## Task prompt
Copy each line below exactly and leave the pictures out.

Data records
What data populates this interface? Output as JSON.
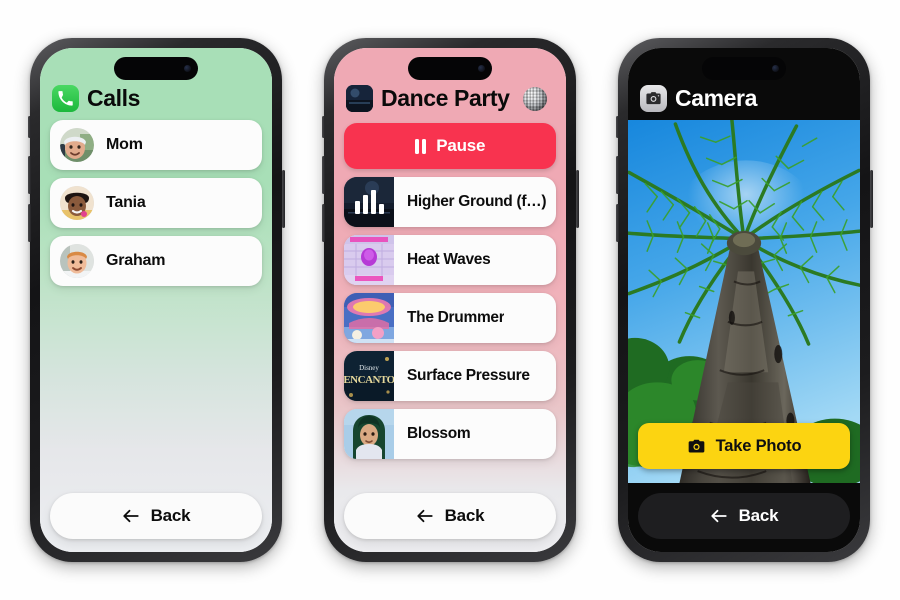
{
  "page": {
    "background": "#fefefe",
    "device_count": 3
  },
  "phones": [
    {
      "id": "calls",
      "theme_color": "#a8dfb7",
      "header": {
        "icon": "phone-icon",
        "title": "Calls"
      },
      "contacts": [
        {
          "name": "Mom",
          "avatar": "photo-mom"
        },
        {
          "name": "Tania",
          "avatar": "photo-tania"
        },
        {
          "name": "Graham",
          "avatar": "photo-graham"
        }
      ],
      "back": {
        "label": "Back",
        "icon": "arrow-left-icon"
      }
    },
    {
      "id": "music",
      "theme_color": "#efa9b4",
      "header": {
        "icon": "album-art-icon",
        "title": "Dance Party",
        "trailing_icon": "disco-ball-icon"
      },
      "transport": {
        "label": "Pause",
        "icon": "pause-icon",
        "color": "#f8334f"
      },
      "songs": [
        {
          "title": "Higher Ground (f…)",
          "art": "art-nightscape",
          "now_playing": true
        },
        {
          "title": "Heat Waves",
          "art": "art-heat-waves",
          "now_playing": false
        },
        {
          "title": "The Drummer",
          "art": "art-the-drummer",
          "now_playing": false
        },
        {
          "title": "Surface Pressure",
          "art": "art-encanto",
          "now_playing": false
        },
        {
          "title": "Blossom",
          "art": "art-blossom",
          "now_playing": false
        }
      ],
      "back": {
        "label": "Back",
        "icon": "arrow-left-icon"
      }
    },
    {
      "id": "camera",
      "theme_color": "#0a0a0a",
      "header": {
        "icon": "camera-icon",
        "title": "Camera"
      },
      "viewfinder": {
        "scene": "palm-tree-from-below"
      },
      "shutter": {
        "label": "Take Photo",
        "icon": "camera-icon",
        "color": "#fcd411"
      },
      "back": {
        "label": "Back",
        "icon": "arrow-left-icon"
      }
    }
  ]
}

## Solution for this problem
What data populates this interface? Output as JSON.
{
  "page": {
    "background": "#fefefe",
    "device_count": 3
  },
  "phones": [
    {
      "id": "calls",
      "theme_color": "#a8dfb7",
      "header": {
        "icon": "phone-icon",
        "title": "Calls"
      },
      "contacts": [
        {
          "name": "Mom",
          "avatar": "photo-mom"
        },
        {
          "name": "Tania",
          "avatar": "photo-tania"
        },
        {
          "name": "Graham",
          "avatar": "photo-graham"
        }
      ],
      "back": {
        "label": "Back",
        "icon": "arrow-left-icon"
      }
    },
    {
      "id": "music",
      "theme_color": "#efa9b4",
      "header": {
        "icon": "album-art-icon",
        "title": "Dance Party",
        "trailing_icon": "disco-ball-icon"
      },
      "transport": {
        "label": "Pause",
        "icon": "pause-icon",
        "color": "#f8334f"
      },
      "songs": [
        {
          "title": "Higher Ground (f…)",
          "art": "art-nightscape",
          "now_playing": true
        },
        {
          "title": "Heat Waves",
          "art": "art-heat-waves",
          "now_playing": false
        },
        {
          "title": "The Drummer",
          "art": "art-the-drummer",
          "now_playing": false
        },
        {
          "title": "Surface Pressure",
          "art": "art-encanto",
          "now_playing": false
        },
        {
          "title": "Blossom",
          "art": "art-blossom",
          "now_playing": false
        }
      ],
      "back": {
        "label": "Back",
        "icon": "arrow-left-icon"
      }
    },
    {
      "id": "camera",
      "theme_color": "#0a0a0a",
      "header": {
        "icon": "camera-icon",
        "title": "Camera"
      },
      "viewfinder": {
        "scene": "palm-tree-from-below"
      },
      "shutter": {
        "label": "Take Photo",
        "icon": "camera-icon",
        "color": "#fcd411"
      },
      "back": {
        "label": "Back",
        "icon": "arrow-left-icon"
      }
    }
  ]
}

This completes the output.